- _WHAT YOU ARE ASKED TO DO_
Which lines below include "Institute"? Copy them all.

- _GIVEN RECORDS_
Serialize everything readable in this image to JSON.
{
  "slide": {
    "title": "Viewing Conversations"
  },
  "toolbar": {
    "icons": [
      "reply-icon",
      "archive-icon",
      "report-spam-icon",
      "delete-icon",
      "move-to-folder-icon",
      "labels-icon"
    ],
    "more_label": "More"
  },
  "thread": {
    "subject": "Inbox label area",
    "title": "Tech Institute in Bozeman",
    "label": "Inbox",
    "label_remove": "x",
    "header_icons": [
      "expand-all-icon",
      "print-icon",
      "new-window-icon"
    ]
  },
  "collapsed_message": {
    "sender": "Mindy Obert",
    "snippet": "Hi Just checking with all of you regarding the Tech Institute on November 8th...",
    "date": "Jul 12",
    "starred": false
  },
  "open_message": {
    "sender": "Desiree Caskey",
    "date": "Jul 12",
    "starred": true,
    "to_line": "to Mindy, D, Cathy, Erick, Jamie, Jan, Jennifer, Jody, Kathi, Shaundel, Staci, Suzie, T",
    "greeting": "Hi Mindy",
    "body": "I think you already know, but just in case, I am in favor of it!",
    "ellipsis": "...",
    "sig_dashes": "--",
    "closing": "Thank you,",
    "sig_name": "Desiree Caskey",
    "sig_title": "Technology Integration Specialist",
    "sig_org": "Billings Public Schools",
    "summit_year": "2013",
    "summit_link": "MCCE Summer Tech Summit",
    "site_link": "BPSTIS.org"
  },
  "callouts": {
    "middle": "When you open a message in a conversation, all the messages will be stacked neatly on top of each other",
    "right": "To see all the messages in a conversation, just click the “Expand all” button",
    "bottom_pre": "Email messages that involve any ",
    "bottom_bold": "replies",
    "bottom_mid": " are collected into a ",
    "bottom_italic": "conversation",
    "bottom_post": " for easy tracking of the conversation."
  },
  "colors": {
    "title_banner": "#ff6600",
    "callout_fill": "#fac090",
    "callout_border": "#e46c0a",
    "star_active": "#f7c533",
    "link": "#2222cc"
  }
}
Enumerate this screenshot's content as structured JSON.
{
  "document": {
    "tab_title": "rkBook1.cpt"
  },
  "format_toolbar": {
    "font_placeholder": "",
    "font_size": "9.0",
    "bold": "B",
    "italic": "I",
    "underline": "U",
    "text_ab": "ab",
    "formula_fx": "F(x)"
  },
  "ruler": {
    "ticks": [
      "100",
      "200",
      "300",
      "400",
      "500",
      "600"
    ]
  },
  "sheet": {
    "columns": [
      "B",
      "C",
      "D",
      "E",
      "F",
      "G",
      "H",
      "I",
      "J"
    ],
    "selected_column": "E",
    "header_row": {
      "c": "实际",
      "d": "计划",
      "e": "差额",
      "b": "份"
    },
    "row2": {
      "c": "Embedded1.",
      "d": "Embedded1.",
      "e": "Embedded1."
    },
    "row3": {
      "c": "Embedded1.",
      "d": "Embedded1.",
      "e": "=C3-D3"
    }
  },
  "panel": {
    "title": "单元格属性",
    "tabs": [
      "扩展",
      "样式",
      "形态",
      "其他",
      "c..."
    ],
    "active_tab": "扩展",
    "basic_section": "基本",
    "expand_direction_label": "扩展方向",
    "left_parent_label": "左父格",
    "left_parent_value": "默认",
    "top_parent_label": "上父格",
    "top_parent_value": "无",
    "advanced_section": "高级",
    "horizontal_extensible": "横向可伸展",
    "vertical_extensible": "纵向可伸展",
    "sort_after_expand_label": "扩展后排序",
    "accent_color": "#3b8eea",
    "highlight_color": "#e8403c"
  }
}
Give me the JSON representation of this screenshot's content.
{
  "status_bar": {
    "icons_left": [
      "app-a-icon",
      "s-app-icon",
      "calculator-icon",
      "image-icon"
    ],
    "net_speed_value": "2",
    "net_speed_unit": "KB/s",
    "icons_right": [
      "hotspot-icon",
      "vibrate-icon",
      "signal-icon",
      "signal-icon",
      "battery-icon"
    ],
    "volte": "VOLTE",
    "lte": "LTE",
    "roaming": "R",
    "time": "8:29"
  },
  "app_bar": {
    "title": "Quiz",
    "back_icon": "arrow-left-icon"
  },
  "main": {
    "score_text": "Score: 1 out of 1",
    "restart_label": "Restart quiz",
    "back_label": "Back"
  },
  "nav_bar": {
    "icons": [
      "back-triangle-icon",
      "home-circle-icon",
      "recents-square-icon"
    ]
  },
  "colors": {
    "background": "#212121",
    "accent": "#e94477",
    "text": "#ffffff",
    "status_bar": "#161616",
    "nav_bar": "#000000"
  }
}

- _TASK ANSWER_
    "title": "Tech Institute in Bozeman",
    "snippet": "Hi Just checking with all of you regarding the Tech Institute on November 8th...",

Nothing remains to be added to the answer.